In 1994, Naomi walked onstage to join her daughter for the finale of the halftime show at the Super Bowl in Atlanta, which also featured country stars Clint Black, Travis Tritt, and Tanya Tucker. As Naomi took her daughter’s hand, the duo and the other artists performed “Love Can Build a Bridge.”
The duo periodically reunited, including for a short series of arena concerts in 1998 and 2000, a concert in 2006 at the Kennedy Center with other country stars under the auspices of the Country Music Hall of Fame and Museum, several festival appearances in 2008 and 2009, and a two-year Last Encore Tour that began in 2010. The Judds starred in their own reality series on the Oprah Winfrey Network in 2011.
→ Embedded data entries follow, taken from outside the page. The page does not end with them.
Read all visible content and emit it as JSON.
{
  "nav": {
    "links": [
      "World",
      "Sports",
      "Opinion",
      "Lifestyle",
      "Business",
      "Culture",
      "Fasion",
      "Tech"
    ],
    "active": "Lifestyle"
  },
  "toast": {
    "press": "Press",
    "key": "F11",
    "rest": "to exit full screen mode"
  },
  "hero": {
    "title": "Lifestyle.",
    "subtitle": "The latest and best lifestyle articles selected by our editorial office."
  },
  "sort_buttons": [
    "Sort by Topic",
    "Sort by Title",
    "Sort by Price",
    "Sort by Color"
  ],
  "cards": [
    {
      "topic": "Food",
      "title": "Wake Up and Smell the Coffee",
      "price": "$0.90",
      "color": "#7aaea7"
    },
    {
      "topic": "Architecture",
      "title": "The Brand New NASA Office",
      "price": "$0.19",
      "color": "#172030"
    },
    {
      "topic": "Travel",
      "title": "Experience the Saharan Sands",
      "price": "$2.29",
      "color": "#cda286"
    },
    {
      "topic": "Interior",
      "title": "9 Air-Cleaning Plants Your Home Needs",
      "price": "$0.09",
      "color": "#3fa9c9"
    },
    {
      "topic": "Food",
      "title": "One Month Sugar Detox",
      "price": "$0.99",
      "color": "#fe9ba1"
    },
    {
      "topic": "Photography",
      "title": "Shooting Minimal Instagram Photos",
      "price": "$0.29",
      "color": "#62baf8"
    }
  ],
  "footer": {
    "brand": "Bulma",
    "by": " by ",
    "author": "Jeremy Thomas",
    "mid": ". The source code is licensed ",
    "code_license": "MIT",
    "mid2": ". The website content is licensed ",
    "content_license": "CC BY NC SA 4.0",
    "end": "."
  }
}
Wynonna continued to release successful albums as she, and country music, evolved into new phases. Naomi became a spokesperson for the American Liver Foundation in 1991 and created the Naomi Judd Education and Research Fund. After declaring her hepatitis to be in remission, she returned to entertainment and wrote books, starred in television shows and films, hosted a talk show, and became a motivational speaker.
In early April 2022, the Judds announced they would embark later in the year on what they billed as The Final Tour. Tragically, Naomi died at age seventy-six on April 30, 2022, the day before she and Wynonna were to be inducted into the Country Music Hall of Fame. Together, mother and daughter overcame many hardships and setbacks on the way to achieving the pinnacle of success in country music. Their lives and their musical partnership will be forever enshrined and remembered in the Country Music Hall of Fame.